Supporting article A: In their hunger for greater produce, humans have in fact ‘short-circuited’ the phosphorus cycle by packaging guano and igneous rocks as ‘fertilizer’
P addiction, overdose and eutrophication Daniel Collins Oct 09
We have an addiction problem. The craving for P goes right down to our bones and DNA. I’m not talking about methamphetamines, but phosphorus.
We are about 1% phosphorus, by weight. Written as ‘P’ in chemical shorthand, it is an essential building block for proteins and bones, and central to our internal energy production. While we could suffer from osteoporosis or hypertension with too much, too little and we might experience bone pain and weight loss. Our addiction is genetically encoded.
Plants are addicted to P too, but it’s not readily available in the environment. It doesn’t have a common gaseous form like carbon, oxygen or nitrogen. When on the Earth’s surface, it is generally just headed for the next geological burial ground, where it would wait to be uplifted tectonically before again seeing the light of day.
But as humans have increased in number, seeking ever more food from the land, we have short circuited P’s biogeochemical cycle. We have excavated it from guano-encrusted islands and igneous rocks around the world, to be packaged into fertiliser for our farms.
While fertilisers have provided us with more nourishment, it has done the same for natural ecosystems. The P that is applied to farms doesn’t all stay there, nor does the P that we eat. Much of it makes its way to streams and lakes where it fertilises more growth, more photosynthetic production. And just as too much P causes problems for human health, so too does it cause problems for streams and lakes.

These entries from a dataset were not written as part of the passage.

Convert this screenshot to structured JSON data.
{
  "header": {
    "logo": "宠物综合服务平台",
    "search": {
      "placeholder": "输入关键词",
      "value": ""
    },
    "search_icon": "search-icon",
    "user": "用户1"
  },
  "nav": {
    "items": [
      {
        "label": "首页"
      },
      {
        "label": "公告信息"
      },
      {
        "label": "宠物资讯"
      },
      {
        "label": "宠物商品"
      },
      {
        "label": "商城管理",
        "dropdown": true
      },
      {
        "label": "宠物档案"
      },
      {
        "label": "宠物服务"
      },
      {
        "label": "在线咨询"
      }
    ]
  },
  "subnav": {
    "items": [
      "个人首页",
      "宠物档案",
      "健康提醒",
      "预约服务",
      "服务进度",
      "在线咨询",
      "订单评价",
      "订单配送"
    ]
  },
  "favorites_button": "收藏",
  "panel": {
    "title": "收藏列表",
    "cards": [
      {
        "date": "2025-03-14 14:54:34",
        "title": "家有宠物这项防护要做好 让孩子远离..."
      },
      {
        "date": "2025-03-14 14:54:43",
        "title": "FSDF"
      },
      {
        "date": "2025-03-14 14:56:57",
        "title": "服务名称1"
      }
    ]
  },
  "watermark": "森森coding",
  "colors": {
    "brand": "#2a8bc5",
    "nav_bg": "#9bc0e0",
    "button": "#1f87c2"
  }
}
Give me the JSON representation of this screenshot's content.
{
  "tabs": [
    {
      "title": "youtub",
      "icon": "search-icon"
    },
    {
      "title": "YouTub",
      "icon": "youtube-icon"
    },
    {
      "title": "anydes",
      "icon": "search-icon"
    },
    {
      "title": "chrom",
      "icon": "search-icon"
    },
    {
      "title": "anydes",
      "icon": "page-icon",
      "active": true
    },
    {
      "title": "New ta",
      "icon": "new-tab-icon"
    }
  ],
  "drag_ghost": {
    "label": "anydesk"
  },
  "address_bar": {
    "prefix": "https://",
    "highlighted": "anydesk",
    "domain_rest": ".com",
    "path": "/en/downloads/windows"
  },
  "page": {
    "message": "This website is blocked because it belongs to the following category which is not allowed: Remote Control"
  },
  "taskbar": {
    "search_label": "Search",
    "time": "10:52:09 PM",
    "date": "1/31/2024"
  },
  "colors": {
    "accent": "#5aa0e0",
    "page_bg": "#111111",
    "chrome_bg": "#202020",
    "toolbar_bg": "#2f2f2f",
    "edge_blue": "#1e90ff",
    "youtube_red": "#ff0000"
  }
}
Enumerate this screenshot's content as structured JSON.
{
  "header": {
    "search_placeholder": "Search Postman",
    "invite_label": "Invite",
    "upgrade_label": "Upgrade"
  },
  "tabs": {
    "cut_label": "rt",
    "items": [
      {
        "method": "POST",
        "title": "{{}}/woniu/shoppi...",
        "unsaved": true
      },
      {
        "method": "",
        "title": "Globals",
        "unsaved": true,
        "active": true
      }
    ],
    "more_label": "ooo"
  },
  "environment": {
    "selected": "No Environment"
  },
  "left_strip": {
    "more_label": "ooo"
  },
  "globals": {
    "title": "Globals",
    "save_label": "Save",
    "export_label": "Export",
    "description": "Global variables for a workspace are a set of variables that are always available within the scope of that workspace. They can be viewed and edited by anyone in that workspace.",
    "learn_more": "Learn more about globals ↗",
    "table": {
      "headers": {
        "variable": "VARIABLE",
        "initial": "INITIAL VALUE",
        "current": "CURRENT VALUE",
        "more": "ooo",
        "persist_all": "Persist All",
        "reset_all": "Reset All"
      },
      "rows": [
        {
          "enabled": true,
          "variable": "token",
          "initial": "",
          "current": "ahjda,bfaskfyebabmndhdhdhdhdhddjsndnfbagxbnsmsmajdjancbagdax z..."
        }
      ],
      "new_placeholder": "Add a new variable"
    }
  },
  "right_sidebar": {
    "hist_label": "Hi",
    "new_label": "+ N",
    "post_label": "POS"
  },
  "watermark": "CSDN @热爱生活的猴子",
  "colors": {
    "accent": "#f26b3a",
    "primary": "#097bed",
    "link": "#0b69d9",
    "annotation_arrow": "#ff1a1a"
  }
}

High levels of P in freshwater ecosystems tend to support higher amounts of algae. But if their numbers are not kept in check by being on another critter’s menu, they will change the demographics of the freshwater ecosystem. Fewer trout. More aquatic weeds. Even a greater incidence of neurotoxins from algal blooms. This is what eutrophication is all about – an abundance of nutrients, and from some perspectives, an over-abundance.
Eutrophication is the obesity epidemic of inland and coastal waters. What that means to us is less fishing, less swimming and generally less enjoyment from natural ecosystems.
Eutrophication was recognised as a pollution problem in the mid-20th century. The main culprit then being localised discharge from waste water treatment facilities. Around half of the lakes in developed regions of the world have since been identified as eutrophic, but now the problem has shifted from waste waters to agricultural runoff – from “point” sources to “non-point” sources.
P is not the only element at play, though. Nitrogen (N) also brings it share of problems. We’ve short circuited the nitrogen cycle as well, but it tends to have a greater impact on coastal ecosystems. Our addiction to N is another story for now.
Just as we seek ways to control methamphetamine abuse, we also look for ways to reduce the overdose of P to streams and lakes. A laundry list of actions taken have been reducing or removing P from laundry detergents, better management of waste water treatment, buffers of plants along stream banks, moderated application of fertilizers. Anything that reduces the amount of P that gets into the environment. The list is long, and under continued scrutiny by scientists and policy makers.
So by now you should have a good overview of our other P addition problem, the science that connects our biological needs for phosphorus to ecological and human consequences, and the policies that aim to balance the ledger of agricultural productivity and environmental health. Consider this as you read that news article about stream quality, as you walk by a nearby lake, or as you eat tonight’s dinner.